===== EXTRACTED DATA =====
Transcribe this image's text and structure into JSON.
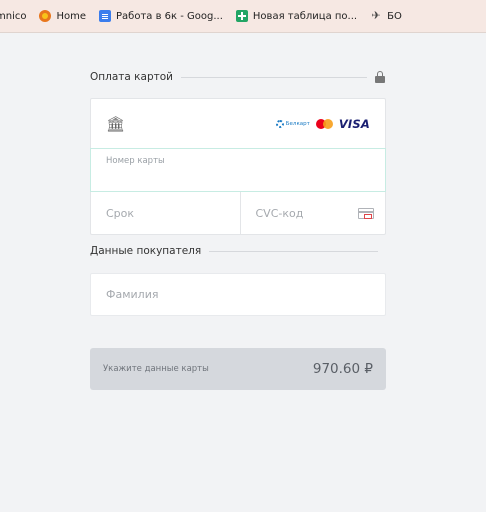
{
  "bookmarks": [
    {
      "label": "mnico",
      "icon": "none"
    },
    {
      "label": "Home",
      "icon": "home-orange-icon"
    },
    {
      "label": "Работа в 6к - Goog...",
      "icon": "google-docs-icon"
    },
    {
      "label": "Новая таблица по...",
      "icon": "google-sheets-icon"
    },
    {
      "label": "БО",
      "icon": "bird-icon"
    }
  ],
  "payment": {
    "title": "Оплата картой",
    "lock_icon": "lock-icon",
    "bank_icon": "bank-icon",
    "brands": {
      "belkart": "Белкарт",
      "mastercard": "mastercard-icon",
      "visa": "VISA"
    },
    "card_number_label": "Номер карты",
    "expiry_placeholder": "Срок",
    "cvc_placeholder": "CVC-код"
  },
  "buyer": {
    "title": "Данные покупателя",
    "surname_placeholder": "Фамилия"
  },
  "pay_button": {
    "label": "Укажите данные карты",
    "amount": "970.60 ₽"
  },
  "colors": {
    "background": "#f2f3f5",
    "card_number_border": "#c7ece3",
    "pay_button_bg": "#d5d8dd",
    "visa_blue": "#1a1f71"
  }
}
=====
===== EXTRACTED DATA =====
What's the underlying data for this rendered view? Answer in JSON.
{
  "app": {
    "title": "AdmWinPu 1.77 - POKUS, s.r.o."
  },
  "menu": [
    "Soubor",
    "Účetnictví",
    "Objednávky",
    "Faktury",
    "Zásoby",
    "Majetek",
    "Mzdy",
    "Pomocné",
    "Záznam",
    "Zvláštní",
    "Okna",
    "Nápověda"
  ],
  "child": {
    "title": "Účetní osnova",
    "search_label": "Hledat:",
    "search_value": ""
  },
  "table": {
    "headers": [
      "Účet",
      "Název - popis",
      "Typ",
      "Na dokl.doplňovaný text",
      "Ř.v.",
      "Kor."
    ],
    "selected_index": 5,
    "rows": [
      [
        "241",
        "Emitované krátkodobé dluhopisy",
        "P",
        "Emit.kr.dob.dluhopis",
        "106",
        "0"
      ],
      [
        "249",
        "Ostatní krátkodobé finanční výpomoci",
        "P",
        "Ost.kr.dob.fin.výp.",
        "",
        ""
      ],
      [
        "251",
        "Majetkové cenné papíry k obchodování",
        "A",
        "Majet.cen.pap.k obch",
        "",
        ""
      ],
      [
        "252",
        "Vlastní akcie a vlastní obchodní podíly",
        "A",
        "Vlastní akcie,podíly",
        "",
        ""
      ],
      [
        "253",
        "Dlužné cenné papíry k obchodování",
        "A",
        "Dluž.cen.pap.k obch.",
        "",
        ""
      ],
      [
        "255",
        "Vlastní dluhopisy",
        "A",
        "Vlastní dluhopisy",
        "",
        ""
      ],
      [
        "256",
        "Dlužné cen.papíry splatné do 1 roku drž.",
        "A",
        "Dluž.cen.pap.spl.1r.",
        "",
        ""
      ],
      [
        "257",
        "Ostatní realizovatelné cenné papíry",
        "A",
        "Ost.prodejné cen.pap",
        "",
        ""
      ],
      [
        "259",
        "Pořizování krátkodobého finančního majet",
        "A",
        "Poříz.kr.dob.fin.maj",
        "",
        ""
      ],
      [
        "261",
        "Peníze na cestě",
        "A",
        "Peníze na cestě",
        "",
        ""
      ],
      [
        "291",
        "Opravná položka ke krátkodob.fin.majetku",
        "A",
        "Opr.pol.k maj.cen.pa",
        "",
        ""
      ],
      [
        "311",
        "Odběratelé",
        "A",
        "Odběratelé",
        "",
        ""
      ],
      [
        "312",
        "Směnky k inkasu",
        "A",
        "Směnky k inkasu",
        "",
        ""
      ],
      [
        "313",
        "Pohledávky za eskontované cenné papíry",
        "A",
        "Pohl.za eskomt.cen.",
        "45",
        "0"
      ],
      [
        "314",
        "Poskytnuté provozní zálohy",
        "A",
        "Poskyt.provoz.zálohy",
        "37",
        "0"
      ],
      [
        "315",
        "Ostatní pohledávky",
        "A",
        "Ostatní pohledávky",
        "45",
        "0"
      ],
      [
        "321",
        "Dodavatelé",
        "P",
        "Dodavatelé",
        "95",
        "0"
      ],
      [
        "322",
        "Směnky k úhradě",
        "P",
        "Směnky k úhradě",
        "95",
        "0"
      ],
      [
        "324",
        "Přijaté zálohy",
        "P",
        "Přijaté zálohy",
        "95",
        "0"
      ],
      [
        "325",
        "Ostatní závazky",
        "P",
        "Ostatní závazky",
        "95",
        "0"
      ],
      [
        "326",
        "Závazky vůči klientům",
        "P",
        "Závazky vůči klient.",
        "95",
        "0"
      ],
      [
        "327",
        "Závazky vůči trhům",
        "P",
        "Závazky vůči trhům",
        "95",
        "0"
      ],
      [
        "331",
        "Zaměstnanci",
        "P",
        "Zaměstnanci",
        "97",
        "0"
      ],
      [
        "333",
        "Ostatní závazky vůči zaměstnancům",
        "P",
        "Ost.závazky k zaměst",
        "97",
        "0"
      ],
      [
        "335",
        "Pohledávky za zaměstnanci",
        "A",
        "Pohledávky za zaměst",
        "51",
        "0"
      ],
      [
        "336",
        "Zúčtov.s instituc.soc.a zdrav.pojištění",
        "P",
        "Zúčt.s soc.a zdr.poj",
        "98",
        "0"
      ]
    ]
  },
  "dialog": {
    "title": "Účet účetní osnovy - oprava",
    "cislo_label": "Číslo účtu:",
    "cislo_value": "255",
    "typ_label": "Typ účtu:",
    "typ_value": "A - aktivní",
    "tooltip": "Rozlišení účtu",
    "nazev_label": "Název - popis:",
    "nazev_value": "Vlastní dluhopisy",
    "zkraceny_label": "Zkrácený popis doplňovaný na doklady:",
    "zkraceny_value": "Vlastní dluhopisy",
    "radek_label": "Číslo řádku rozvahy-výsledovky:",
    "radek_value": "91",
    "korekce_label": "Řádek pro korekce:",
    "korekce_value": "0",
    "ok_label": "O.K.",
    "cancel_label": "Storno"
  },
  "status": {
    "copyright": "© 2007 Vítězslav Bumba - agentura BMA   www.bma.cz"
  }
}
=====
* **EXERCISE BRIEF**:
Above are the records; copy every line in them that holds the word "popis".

* **ANSWER SPACE**:
      "Název - popis",
    "nazev_label": "Název - popis:",
    "zkraceny_label": "Zkrácený popis doplňovaný na doklady:",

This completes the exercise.